V), while that of QDPoS is O(n) with
n >
V. QSB is also Byzantine fault tolerant, the tolerance rates of the faulty nodes is
n/2, which is a comparable performance to the literature [
4].
Third, in other quantum blockchain schemes, the nodes separately generate new blocks on their own, which is not robust. While in QSB, as the block is totally classical information that can be broadcast in a classical channel easily and no extra quantum information is required to be sent pointtopoint, accelerating the block generation process. While Refs. [
12,
41] send quantum data through quantum channels for verification with an extra consumption of 2
n qubits and n qubits, respectively.
In addition, in the QDPoS scheme, the election of onetime representative nodes is implemented through quantum voting with time complexity O(
n). While in QSB, the election of validating nodes is accomplished by QPoA without any quantum resource consumption, the consensus time complexity of QSB is just O(1). From the perspective of quantum voting, our scheme is more efficient than Ref. [
4].
4.5. Comparison

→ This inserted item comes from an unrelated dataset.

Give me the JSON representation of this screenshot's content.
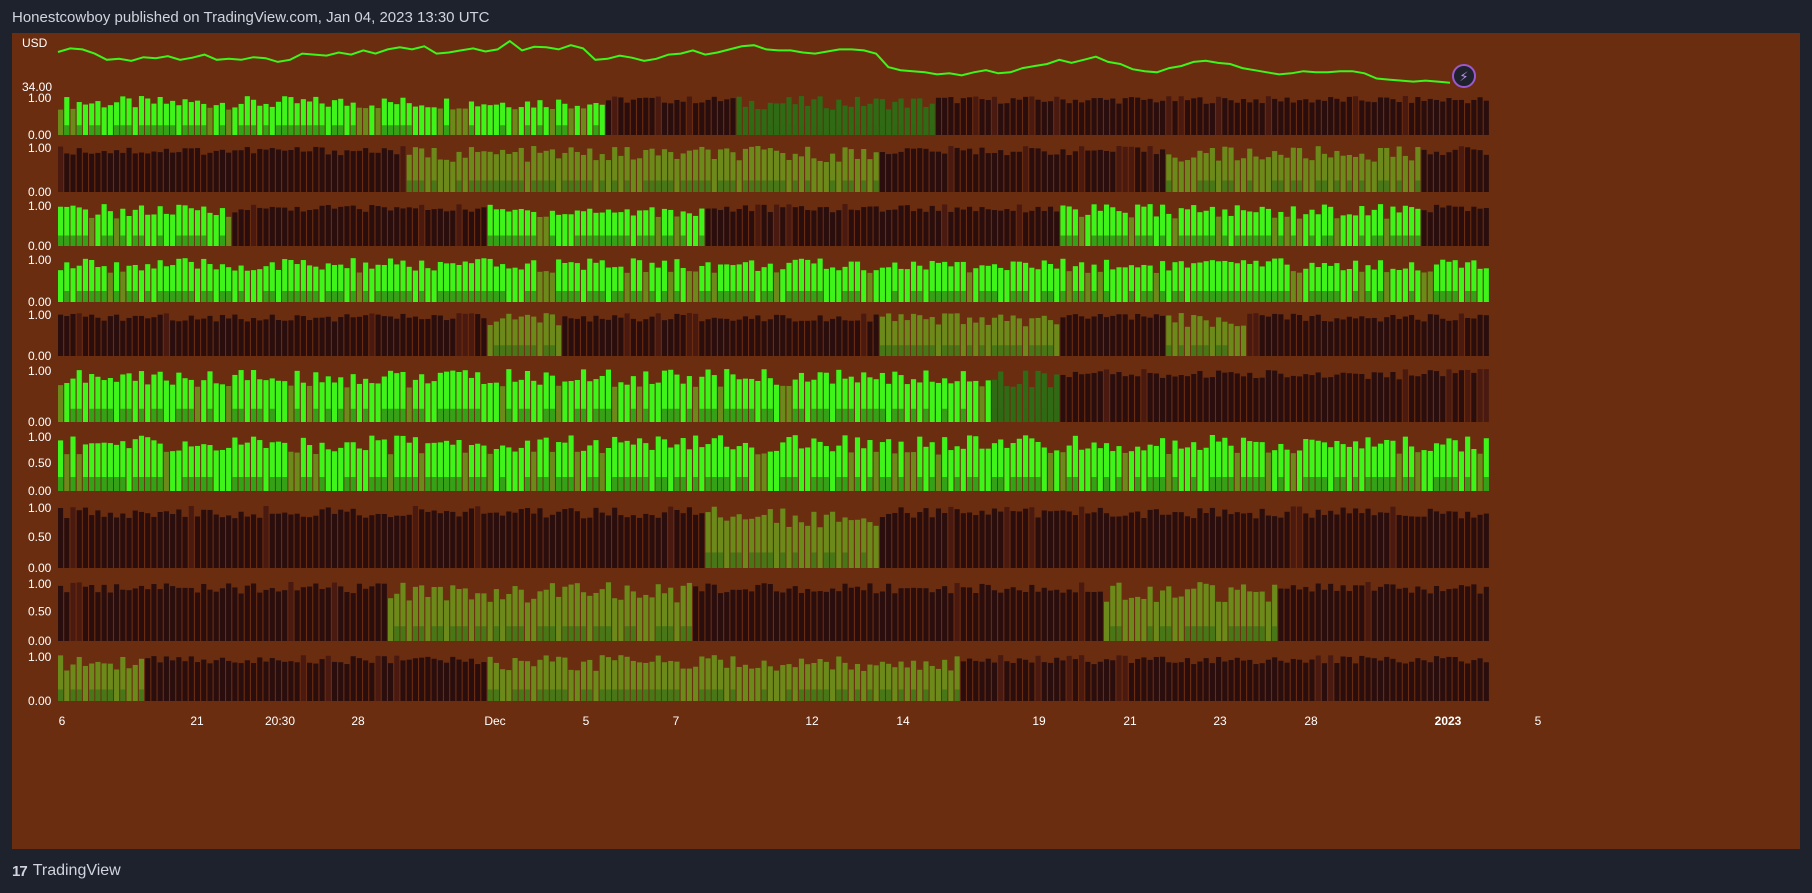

In QDPoS, the elected representative nodes take turns generating new blocks, this exposes the identity of the bookkeeping node which may attract attacks. Different from QDPoS, QPoA elects the leader node from the LV through a randomized algorithm with QRNG, which fully hides the identity of the leader node and protects the blockchain from centralized attacks, which may lead to a single point of failure.
As to the storage structure of blocks, [
4] stores blocks in quantum states, which is expensive and not convenient for data validation as a quantumstate block can be used only once and collapse. While in QSB, blocks are stored in classical states, the storage costs are low and data can be reused for replication and validation, enabling the blockchain system to be more practical. The comparisons of quantum blockchain schemes are made in
Table 3, demonstrating that QSB achieves a better balance of postquantum security, practicality, and efficiency.